In most car crash cases, the insurance company tries to shift blame to the victim, to reduce or deny recovery. Contributory negligence is one of the most common arguments. To return to the previous example, assume Paula made an illegal lane change, and Debra — who was speeding — rear-ended her. In cases like this, the juries must apportion fault on a percentage basis.

California is a pure comparative fault state that divides liability based solely on the percentage of fault. Assume the damages were $100,000 and the jury splits fault 50-50. In California, Paula would receive $50,000. But if the same crash and same result occurred in Nevada, Paula would get nothing. That’s because the Silver State is a modified comparative fault state with a 51 percent bar.

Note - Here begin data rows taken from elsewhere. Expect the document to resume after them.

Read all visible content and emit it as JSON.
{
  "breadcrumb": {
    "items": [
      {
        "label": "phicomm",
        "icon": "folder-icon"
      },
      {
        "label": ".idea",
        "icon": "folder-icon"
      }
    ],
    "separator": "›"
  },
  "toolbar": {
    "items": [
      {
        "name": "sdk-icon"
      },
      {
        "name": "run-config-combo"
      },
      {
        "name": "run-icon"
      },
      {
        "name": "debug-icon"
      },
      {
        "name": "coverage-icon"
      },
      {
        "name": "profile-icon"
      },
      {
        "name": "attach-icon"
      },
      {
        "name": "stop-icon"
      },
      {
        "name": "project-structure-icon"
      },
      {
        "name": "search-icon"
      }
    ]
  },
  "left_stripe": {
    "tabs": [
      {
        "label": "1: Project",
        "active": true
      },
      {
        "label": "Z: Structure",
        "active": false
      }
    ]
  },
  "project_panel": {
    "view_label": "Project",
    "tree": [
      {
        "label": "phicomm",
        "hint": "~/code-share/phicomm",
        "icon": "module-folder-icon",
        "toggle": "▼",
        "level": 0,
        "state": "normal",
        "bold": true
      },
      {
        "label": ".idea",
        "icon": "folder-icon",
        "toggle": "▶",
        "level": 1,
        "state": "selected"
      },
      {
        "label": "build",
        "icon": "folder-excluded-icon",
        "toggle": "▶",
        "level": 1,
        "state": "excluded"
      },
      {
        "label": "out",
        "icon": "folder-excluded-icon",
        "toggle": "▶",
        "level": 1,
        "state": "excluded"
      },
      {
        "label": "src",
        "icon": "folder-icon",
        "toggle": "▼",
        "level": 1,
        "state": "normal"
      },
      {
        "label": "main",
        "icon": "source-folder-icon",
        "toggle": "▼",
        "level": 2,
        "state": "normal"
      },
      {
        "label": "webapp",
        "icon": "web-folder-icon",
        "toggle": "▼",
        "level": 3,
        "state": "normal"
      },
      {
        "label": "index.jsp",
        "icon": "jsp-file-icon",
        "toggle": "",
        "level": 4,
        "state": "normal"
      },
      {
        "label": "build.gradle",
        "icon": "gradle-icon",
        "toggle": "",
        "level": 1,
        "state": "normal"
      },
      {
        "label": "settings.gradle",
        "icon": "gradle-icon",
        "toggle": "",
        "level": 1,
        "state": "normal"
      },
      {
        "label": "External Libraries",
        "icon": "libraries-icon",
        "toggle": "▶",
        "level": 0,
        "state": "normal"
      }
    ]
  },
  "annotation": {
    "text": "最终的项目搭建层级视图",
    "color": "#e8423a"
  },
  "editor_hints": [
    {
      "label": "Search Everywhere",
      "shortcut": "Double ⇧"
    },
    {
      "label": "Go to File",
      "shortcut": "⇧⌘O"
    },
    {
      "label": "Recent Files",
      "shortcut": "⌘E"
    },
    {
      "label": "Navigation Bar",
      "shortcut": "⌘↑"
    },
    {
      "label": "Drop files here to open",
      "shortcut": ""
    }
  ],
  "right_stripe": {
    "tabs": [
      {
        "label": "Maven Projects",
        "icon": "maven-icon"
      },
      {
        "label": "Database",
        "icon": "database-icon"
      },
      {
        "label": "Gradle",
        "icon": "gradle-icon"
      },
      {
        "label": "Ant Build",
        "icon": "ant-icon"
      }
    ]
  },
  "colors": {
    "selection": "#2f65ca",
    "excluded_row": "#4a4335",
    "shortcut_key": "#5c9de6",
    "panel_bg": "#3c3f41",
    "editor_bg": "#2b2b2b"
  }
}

So, if the defendant’s liability is not at least 51 percent, the plaintiff is ineligible for recovery.

Third Party Liability in Crash Cases

Many states have dram shop laws that hold commercial alcohol providers liable for damages if their intoxicated patrons later injure someone. But Nevada has never had a dram shop law and California legislators recently did away with the Golden State’s version of that law.

Other third party liability theories may apply, such as respondeat superior (“let the master answer”). In a nutshell, if the tortfeasor (negligent driver) was an employee acting within the course and scope of employment at the time of the crash, the employer is at least partially responsible for the victim’s damages. All the relevant terms are defined in broad and plaintiff-friendly terms.

Third party liability is often important because so many drivers are under-insured. Nevada has one of the lowest minimum auto insurance policy requirements in the country, and California’s requirements are not much higher. While it is relatively easy to collect damages from insurance companies, it is difficult, but not impossible, to collect from individuals.